Another great defender who is also a great playmaker is Kimmo Timonen.
No great Flyers actually wore any jerseys from No. 38 to No. 43; not for any great length of time, at least. Those numbers have mainly been reversed for minor league call-ups, mercenary journeyman on rental and Bob Esche, so we'll skip ahead to see at No. 44.
Timonen came to the Flyers at a time when the team was the worst in the NHL. Acquired by Paul Holmgren along with his teammate Scott Hartnell from Nashville just before the free agency period of 2007 started, Timonen, along with Hartnell, Scottie Upshall, free agent Big Fish Danny Briere, Jason Smith and Marty Biron helped turn the team around from their worst season in franchise history in 2006-07. The following year, the Flyers made it as far as the Conference Finals against Pittsburgh.
A steady influence on the blue line and a team leader, Timonen also won the Barry Ashbee Trophy twice and was named to the NHL All-Star team in 2008.
Once you get into the 40s and beyond, there are not a lot of great players to wear jersey numbers for the Philadelphia Flyers and the higher numbers that were worn were usually worn by someone of great stature either in the league or in the team's history.
Danny Briere wears No. 48 and he's been one of the best Flyers of this generation.

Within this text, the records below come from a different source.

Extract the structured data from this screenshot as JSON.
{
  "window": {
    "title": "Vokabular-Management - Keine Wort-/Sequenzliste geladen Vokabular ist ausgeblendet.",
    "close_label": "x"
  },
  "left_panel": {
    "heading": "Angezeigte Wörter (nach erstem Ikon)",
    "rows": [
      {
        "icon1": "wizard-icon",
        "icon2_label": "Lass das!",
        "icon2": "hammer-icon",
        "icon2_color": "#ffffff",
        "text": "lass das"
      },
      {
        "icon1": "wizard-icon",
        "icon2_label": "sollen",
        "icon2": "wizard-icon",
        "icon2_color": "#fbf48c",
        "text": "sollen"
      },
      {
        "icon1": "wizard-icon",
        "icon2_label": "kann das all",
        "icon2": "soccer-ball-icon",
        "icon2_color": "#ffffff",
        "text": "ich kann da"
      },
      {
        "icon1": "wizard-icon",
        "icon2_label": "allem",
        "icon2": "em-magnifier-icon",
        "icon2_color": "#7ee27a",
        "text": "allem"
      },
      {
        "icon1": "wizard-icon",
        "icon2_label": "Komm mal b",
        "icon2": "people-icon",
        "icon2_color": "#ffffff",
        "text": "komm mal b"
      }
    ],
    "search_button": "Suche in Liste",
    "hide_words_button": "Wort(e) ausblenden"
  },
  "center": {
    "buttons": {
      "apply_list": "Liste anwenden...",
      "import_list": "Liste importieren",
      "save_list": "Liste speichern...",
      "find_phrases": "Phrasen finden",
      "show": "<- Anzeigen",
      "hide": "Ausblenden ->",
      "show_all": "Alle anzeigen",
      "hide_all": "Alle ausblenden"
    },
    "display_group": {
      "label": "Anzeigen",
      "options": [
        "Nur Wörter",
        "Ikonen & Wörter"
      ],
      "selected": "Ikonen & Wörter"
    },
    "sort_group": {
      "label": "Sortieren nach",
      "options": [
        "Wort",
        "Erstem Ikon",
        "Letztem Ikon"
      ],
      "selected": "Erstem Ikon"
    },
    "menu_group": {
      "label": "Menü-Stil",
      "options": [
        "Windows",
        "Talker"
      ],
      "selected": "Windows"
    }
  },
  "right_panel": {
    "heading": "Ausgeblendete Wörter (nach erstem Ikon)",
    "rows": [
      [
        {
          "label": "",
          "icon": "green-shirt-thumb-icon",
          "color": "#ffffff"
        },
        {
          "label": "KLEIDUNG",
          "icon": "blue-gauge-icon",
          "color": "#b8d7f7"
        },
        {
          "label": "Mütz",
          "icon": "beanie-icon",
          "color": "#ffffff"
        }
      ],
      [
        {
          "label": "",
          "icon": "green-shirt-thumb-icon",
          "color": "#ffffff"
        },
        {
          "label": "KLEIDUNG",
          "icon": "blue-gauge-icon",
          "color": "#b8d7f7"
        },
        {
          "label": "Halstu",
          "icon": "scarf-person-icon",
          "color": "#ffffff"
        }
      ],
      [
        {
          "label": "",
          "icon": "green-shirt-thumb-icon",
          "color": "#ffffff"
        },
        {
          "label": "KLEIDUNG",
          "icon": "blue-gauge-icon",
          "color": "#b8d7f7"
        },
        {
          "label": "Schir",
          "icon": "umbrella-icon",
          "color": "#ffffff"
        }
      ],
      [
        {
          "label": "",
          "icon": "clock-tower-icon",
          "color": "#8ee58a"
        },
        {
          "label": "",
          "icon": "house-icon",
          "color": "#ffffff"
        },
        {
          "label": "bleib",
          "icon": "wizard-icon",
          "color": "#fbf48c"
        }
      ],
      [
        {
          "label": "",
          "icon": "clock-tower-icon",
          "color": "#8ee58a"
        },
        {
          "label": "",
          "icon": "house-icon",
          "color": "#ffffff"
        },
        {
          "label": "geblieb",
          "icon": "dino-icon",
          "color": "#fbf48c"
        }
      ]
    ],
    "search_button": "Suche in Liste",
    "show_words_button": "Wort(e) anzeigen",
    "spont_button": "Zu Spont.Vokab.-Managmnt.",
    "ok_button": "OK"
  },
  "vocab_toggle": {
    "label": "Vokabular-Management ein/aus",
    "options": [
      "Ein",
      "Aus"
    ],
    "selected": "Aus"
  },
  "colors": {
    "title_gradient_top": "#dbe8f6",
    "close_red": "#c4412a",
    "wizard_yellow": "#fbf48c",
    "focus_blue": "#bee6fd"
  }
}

He's a team leader and a prolific scorer; he starred for the team in the 2008 playoffs, scoring nine goals and seven assists for 16 points in 17 games. He was arguably the Playoff MVP of the 2010 Stanley Cup Finals team, amassing 12 goals and 18 assists for 30 points in 23 games.
No. 68 is the number that Jaromir Jagr, one of the all-time greats of the NHL, has always worn and as a Flyer this was no exception. So far he's off to a great start as a Flyer despite his age and he and Claude Giroux are two of the most dynamic players in the NHL today.
No. 77 was worn by Hall of Famer Paul Coffey during his brief stint with the Flyers. He was an instrumental part of the 1996-'97 team's run to the Finals.
No. 88, of course, was only worn by Eric Lindros, arguably the second greatest Flyer ever to play for the team.
Jeremy Roenick, a future Hall of Famer, is the only player ever to wear No. 97 for the Flyers. He actually only played three seasons for the team but it seems like much more than that. A flashy, but gritty player, Roenick had his share of memorable moments as a Flyer, the most memorable being his series-winning overtime goal in Toronto in the 2004 playoffs.